> _Requirement_:
Each record beneath this line should be returned exactly as it is.

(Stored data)
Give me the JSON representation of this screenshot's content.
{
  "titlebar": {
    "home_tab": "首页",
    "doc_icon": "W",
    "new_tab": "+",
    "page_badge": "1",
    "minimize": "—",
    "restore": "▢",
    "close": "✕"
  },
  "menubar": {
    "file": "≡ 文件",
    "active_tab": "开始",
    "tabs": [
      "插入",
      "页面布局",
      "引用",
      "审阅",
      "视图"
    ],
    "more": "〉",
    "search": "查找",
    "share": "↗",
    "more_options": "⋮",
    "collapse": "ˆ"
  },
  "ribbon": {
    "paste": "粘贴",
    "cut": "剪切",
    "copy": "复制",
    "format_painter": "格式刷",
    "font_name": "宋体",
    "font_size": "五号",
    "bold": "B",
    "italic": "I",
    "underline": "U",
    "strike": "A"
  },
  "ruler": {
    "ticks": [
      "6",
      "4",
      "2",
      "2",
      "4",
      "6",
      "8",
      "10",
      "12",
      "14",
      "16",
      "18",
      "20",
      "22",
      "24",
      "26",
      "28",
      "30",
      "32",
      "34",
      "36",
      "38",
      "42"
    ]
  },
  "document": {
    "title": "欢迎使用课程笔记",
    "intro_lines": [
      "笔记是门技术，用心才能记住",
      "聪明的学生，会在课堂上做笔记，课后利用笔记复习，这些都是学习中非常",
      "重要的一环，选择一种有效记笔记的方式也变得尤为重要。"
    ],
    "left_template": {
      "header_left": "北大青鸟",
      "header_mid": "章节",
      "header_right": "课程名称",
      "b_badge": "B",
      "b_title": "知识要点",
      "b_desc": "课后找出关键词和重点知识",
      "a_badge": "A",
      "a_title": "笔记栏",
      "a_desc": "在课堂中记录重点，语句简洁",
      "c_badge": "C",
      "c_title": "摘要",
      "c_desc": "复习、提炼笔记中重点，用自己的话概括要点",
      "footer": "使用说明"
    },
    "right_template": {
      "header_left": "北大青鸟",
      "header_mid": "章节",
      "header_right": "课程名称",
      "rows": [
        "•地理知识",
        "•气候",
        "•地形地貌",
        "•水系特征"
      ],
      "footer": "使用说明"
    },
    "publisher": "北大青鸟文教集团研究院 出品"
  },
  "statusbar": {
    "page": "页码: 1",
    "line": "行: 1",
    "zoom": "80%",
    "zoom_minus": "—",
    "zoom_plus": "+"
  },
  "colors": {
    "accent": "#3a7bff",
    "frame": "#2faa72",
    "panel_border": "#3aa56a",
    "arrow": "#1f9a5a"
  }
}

> _Expected answer_:
Give me the JSON representation of this screenshot's content.
{
  "titlebar": {
    "home_tab": "首页",
    "doc_icon": "W",
    "new_tab": "+",
    "page_badge": "1",
    "minimize": "—",
    "restore": "▢",
    "close": "✕"
  },
  "menubar": {
    "file": "≡ 文件",
    "active_tab": "开始",
    "tabs": [
      "插入",
      "页面布局",
      "引用",
      "审阅",
      "视图"
    ],
    "more": "〉",
    "search": "查找",
    "share": "↗",
    "more_options": "⋮",
    "collapse": "ˆ"
  },
  "ribbon": {
    "paste": "粘贴",
    "cut": "剪切",
    "copy": "复制",
    "format_painter": "格式刷",
    "font_name": "宋体",
    "font_size": "五号",
    "bold": "B",
    "italic": "I",
    "underline": "U",
    "strike": "A"
  },
  "ruler": {
    "ticks": [
      "6",
      "4",
      "2",
      "2",
      "4",
      "6",
      "8",
      "10",
      "12",
      "14",
      "16",
      "18",
      "20",
      "22",
      "24",
      "26",
      "28",
      "30",
      "32",
      "34",
      "36",
      "38",
      "42"
    ]
  },
  "document": {
    "title": "欢迎使用课程笔记",
    "intro_lines": [
      "笔记是门技术，用心才能记住",
      "聪明的学生，会在课堂上做笔记，课后利用笔记复习，这些都是学习中非常",
      "重要的一环，选择一种有效记笔记的方式也变得尤为重要。"
    ],
    "left_template": {
      "header_left": "北大青鸟",
      "header_mid": "章节",
      "header_right": "课程名称",
      "b_badge": "B",
      "b_title": "知识要点",
      "b_desc": "课后找出关键词和重点知识",
      "a_badge": "A",
      "a_title": "笔记栏",
      "a_desc": "在课堂中记录重点，语句简洁",
      "c_badge": "C",
      "c_title": "摘要",
      "c_desc": "复习、提炼笔记中重点，用自己的话概括要点",
      "footer": "使用说明"
    },
    "right_template": {
      "header_left": "北大青鸟",
      "header_mid": "章节",
      "header_right": "课程名称",
      "rows": [
        "•地理知识",
        "•气候",
        "•地形地貌",
        "•水系特征"
      ],
      "footer": "使用说明"
    },
    "publisher": "北大青鸟文教集团研究院 出品"
  },
  "statusbar": {
    "page": "页码: 1",
    "line": "行: 1",
    "zoom": "80%",
    "zoom_minus": "—",
    "zoom_plus": "+"
  },
  "colors": {
    "accent": "#3a7bff",
    "frame": "#2faa72",
    "panel_border": "#3aa56a",
    "arrow": "#1f9a5a"
  }
}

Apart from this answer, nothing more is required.